### Input data
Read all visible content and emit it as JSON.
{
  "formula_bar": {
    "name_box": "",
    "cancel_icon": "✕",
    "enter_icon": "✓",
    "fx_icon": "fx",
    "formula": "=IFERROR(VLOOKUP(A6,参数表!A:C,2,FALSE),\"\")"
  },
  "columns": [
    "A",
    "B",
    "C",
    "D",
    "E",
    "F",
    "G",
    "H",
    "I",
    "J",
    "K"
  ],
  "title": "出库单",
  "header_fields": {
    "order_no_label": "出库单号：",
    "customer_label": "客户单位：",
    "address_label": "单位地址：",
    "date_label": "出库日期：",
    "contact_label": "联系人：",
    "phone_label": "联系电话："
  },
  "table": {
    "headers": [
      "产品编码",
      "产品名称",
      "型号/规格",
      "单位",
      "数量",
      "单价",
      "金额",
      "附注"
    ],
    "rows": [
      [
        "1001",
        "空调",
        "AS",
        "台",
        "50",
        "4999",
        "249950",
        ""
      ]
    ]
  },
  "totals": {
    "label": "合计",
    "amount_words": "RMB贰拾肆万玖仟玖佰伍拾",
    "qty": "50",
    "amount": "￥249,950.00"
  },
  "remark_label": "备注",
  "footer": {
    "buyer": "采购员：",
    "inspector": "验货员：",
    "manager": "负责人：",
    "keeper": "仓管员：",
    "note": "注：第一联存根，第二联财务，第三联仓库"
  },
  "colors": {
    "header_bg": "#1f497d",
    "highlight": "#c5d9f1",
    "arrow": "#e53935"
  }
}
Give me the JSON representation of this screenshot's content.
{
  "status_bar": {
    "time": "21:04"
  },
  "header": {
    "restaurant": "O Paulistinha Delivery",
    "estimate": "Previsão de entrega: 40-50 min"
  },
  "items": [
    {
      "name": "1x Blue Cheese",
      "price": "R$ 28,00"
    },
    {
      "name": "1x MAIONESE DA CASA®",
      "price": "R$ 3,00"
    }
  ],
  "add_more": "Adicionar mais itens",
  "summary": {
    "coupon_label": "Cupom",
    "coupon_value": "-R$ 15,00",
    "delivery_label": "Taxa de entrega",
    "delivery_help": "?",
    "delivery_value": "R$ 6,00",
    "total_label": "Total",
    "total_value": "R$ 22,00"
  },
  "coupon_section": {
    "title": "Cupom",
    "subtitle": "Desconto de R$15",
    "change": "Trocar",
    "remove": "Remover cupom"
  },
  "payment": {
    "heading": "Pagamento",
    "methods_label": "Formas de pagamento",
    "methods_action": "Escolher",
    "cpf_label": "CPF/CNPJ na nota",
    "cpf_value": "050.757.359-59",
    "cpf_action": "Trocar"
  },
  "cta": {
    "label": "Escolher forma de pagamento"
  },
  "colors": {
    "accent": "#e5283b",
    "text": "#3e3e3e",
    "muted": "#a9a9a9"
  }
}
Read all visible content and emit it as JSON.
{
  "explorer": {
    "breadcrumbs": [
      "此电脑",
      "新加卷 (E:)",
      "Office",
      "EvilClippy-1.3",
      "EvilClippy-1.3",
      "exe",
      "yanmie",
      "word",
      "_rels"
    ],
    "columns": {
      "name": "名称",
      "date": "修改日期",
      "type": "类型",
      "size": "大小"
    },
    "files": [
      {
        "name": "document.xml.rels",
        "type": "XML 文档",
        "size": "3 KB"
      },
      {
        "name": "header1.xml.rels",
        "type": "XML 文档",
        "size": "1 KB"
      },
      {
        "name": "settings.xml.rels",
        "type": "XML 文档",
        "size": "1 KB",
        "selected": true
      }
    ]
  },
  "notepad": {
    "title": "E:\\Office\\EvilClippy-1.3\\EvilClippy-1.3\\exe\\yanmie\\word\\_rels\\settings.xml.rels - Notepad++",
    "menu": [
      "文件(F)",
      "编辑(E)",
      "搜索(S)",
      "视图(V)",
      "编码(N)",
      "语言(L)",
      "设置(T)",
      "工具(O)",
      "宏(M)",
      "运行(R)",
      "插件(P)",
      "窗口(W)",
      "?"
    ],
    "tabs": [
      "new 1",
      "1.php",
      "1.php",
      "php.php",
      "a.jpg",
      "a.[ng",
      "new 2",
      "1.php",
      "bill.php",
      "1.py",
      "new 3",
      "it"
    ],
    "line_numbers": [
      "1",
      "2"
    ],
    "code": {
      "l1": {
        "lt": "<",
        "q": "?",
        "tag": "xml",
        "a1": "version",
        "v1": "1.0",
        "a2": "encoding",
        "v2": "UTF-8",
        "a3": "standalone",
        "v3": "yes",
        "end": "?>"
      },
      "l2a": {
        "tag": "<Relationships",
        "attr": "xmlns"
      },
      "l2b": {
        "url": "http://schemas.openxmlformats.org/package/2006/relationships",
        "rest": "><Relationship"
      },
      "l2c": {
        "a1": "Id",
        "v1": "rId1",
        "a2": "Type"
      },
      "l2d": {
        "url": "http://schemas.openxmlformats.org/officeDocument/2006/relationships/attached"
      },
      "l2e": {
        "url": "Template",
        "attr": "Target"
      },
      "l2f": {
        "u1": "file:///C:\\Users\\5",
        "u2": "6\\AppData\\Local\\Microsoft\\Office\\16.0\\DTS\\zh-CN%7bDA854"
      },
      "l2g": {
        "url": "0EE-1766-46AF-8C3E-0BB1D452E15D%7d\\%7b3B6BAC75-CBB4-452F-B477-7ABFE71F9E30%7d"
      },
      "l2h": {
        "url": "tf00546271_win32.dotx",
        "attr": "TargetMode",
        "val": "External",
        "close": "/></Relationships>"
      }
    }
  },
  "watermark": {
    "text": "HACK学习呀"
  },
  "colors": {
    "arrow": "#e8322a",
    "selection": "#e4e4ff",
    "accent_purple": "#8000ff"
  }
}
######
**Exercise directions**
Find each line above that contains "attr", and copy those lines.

**Task result**
        "attr": "xmlns"
        "attr": "Target"
        "attr": "TargetMode",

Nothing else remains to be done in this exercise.